** EXTRACTED DATA follows **

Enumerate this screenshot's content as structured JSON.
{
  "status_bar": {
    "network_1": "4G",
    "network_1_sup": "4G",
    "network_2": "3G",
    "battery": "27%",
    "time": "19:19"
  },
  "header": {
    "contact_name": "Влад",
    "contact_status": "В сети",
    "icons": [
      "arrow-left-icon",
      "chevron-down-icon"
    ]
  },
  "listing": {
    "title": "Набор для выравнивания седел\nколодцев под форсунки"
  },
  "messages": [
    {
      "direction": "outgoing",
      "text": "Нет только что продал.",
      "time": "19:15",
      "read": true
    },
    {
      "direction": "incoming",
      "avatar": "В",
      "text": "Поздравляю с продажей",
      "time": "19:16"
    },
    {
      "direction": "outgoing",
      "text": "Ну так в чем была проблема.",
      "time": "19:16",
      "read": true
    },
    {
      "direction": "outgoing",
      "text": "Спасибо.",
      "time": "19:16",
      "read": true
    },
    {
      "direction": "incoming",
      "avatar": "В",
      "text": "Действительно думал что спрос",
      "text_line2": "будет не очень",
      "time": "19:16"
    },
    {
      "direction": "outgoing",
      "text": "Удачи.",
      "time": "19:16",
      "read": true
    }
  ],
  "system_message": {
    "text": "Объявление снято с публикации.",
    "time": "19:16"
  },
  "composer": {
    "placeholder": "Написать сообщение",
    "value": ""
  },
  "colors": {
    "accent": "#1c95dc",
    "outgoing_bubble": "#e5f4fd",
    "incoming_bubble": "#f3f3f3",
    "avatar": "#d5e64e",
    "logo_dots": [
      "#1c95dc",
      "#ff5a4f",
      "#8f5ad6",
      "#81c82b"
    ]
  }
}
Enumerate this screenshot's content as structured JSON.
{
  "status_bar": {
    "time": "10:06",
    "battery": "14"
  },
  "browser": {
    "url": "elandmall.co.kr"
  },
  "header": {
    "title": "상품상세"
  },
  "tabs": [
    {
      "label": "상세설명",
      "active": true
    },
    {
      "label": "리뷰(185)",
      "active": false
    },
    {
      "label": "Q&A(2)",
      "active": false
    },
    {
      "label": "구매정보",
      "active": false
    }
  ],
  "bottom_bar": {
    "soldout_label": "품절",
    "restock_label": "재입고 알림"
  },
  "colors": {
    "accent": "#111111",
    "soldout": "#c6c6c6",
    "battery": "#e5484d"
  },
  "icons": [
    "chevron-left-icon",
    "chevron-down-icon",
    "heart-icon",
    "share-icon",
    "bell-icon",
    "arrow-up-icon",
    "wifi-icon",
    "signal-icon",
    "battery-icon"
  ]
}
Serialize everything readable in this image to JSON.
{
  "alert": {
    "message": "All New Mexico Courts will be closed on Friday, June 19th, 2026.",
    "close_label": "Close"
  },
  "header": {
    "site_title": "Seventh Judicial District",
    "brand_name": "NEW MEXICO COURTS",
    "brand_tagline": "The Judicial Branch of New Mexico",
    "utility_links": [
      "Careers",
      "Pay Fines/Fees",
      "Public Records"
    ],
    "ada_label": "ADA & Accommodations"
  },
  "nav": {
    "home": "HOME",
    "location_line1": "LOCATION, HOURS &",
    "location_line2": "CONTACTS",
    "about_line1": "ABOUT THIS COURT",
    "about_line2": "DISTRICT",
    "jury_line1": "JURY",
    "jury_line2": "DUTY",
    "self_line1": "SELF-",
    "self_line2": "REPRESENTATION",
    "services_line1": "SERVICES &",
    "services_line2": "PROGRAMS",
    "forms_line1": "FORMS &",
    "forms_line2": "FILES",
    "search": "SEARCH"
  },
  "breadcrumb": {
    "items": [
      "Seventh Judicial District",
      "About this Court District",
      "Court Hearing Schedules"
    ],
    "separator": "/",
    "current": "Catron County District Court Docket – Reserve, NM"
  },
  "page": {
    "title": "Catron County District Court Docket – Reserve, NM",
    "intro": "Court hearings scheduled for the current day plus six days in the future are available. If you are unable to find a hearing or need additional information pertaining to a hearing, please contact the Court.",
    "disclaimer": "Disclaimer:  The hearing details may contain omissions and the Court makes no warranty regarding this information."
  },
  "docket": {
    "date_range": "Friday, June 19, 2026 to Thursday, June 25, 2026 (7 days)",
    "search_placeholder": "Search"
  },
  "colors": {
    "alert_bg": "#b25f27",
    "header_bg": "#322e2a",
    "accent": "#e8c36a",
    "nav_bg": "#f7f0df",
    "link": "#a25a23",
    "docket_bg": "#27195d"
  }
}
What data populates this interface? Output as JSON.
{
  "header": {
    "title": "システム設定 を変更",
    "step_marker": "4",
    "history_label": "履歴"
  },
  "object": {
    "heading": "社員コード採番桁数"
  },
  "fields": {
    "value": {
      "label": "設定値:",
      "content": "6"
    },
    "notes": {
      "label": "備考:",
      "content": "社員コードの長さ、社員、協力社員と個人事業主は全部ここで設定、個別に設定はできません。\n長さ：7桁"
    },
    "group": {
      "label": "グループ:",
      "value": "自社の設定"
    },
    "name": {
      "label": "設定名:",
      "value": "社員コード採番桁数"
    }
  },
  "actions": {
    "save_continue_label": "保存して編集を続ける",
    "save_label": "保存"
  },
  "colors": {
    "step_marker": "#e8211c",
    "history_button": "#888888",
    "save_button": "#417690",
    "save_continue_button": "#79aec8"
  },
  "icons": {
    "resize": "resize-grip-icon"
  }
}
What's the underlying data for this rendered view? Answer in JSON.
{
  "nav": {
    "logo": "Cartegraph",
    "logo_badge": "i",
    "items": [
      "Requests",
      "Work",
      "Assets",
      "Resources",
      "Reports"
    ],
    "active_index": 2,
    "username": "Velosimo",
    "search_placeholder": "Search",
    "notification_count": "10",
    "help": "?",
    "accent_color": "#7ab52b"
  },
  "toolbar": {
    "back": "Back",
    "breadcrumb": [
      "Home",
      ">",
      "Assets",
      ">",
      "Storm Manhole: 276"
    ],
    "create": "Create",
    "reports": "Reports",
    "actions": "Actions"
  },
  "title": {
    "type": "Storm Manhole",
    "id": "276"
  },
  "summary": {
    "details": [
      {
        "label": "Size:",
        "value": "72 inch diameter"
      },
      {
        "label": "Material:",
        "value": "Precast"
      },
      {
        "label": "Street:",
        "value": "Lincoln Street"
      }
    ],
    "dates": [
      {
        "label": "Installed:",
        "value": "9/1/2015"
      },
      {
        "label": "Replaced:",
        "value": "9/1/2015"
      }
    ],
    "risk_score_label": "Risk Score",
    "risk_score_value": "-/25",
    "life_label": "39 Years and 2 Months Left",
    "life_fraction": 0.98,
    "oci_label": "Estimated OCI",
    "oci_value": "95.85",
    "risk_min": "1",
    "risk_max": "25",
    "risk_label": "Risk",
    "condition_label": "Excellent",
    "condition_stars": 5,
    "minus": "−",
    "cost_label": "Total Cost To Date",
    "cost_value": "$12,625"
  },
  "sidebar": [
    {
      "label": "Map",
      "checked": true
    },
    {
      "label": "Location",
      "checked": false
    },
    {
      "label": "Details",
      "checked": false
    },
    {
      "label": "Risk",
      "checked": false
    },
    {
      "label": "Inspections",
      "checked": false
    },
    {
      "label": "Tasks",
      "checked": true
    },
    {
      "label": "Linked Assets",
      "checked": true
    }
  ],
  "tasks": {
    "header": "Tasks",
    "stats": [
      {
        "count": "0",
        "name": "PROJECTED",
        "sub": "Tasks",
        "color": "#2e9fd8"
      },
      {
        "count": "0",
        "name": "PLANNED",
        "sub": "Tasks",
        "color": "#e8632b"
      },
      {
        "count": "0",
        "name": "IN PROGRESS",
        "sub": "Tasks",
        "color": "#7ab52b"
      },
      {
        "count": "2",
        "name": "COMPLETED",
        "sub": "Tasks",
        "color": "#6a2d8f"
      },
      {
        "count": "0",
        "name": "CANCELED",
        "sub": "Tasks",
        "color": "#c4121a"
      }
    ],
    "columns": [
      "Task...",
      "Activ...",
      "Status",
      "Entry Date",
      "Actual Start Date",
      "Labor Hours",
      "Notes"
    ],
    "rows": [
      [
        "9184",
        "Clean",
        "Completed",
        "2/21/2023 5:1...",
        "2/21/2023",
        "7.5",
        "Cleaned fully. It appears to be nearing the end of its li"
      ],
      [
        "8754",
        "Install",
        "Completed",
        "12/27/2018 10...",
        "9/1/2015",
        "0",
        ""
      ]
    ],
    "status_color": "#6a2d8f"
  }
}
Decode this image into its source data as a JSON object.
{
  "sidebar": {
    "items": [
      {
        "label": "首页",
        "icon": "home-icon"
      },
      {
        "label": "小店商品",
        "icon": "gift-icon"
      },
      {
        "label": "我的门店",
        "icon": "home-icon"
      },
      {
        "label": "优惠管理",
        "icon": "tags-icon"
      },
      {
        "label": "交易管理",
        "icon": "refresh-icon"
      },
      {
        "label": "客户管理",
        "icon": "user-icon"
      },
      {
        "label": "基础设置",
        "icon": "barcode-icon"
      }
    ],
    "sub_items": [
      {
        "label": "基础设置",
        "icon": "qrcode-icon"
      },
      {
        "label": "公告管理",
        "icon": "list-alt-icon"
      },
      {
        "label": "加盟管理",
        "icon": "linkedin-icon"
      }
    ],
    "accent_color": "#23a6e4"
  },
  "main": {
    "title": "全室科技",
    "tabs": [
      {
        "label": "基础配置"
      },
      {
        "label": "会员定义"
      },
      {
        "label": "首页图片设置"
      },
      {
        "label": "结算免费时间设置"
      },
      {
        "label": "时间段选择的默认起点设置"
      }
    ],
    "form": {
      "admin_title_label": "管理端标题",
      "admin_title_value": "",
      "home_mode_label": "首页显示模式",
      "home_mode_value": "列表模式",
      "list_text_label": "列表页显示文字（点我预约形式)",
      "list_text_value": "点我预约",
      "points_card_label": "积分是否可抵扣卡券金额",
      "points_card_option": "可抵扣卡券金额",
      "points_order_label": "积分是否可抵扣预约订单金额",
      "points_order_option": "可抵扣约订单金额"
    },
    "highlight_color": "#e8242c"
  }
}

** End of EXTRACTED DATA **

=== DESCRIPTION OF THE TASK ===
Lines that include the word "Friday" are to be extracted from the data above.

=== EXERCISE RESULT ===
    "message": "All New Mexico Courts will be closed on Friday, June 19th, 2026.",
    "date_range": "Friday, June 19, 2026 to Thursday, June 25, 2026 (7 days)",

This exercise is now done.